━━━━━ Dataset records ━━━━━

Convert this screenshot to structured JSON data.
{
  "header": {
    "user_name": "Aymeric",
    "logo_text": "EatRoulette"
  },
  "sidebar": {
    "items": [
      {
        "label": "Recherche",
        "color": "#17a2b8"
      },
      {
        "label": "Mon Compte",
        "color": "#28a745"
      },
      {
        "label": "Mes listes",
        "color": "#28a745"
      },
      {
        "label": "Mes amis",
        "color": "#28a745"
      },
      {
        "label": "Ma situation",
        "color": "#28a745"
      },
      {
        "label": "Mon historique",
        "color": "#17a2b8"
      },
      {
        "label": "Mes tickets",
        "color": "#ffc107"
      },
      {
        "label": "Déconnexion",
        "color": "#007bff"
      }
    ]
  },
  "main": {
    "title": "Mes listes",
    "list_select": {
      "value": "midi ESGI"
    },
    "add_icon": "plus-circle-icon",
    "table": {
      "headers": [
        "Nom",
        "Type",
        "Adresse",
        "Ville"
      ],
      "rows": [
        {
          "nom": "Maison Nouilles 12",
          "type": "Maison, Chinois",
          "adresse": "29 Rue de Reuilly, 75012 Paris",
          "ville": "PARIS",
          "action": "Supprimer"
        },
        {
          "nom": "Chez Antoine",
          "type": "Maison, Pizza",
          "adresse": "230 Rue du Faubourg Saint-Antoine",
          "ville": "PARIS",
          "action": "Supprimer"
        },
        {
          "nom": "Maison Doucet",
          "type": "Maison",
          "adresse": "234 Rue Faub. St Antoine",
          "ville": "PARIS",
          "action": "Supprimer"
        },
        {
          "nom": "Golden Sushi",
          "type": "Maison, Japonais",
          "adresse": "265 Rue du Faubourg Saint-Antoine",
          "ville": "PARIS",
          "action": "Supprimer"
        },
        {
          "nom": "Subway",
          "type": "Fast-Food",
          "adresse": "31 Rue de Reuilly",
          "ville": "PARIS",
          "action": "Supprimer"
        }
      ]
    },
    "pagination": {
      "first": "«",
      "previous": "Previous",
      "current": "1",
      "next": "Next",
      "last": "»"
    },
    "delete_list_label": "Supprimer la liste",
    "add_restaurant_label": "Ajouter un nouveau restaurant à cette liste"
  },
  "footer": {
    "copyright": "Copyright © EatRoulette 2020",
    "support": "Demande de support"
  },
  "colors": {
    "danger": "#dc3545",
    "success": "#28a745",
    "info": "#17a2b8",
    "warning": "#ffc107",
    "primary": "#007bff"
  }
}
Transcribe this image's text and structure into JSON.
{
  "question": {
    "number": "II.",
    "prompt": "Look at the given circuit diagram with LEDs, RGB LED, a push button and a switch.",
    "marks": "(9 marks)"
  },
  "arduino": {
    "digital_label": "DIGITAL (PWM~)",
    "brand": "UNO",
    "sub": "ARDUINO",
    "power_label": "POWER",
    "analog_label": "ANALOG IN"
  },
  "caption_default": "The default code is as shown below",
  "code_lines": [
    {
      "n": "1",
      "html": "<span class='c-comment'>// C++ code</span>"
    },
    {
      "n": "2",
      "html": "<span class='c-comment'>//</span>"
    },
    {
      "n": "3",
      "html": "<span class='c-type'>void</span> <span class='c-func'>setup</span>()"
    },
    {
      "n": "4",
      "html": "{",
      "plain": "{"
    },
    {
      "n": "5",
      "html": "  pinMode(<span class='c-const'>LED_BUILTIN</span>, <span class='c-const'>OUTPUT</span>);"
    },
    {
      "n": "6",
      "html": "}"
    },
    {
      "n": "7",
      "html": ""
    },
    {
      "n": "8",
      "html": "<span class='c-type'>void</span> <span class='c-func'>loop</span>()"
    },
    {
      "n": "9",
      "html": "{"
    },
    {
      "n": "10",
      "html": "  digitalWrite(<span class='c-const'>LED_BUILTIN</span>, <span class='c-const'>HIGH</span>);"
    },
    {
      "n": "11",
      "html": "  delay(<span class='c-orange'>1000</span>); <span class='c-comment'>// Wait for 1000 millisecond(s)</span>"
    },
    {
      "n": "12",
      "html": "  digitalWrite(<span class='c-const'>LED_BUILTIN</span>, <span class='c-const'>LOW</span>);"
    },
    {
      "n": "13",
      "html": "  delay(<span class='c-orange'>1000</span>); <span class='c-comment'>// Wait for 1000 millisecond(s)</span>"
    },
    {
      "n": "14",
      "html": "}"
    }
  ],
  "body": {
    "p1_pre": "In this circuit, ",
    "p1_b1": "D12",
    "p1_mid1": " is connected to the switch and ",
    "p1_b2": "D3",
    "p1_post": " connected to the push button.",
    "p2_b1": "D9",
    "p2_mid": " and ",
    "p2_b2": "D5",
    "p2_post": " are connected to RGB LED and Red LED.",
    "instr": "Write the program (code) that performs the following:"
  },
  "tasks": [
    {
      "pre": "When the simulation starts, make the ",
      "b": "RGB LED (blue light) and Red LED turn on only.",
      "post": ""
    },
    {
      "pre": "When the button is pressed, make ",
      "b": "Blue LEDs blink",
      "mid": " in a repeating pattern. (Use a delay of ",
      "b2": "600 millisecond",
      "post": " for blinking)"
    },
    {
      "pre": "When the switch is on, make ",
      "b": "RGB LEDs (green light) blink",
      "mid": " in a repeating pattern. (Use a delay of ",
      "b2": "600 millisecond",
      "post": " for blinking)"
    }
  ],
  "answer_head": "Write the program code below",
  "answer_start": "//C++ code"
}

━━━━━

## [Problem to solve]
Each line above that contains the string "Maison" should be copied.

## [Exercise result]
          "nom": "Maison Nouilles 12",
          "type": "Maison, Chinois",
          "type": "Maison, Pizza",
          "nom": "Maison Doucet",
          "type": "Maison",
          "type": "Maison, Japonais",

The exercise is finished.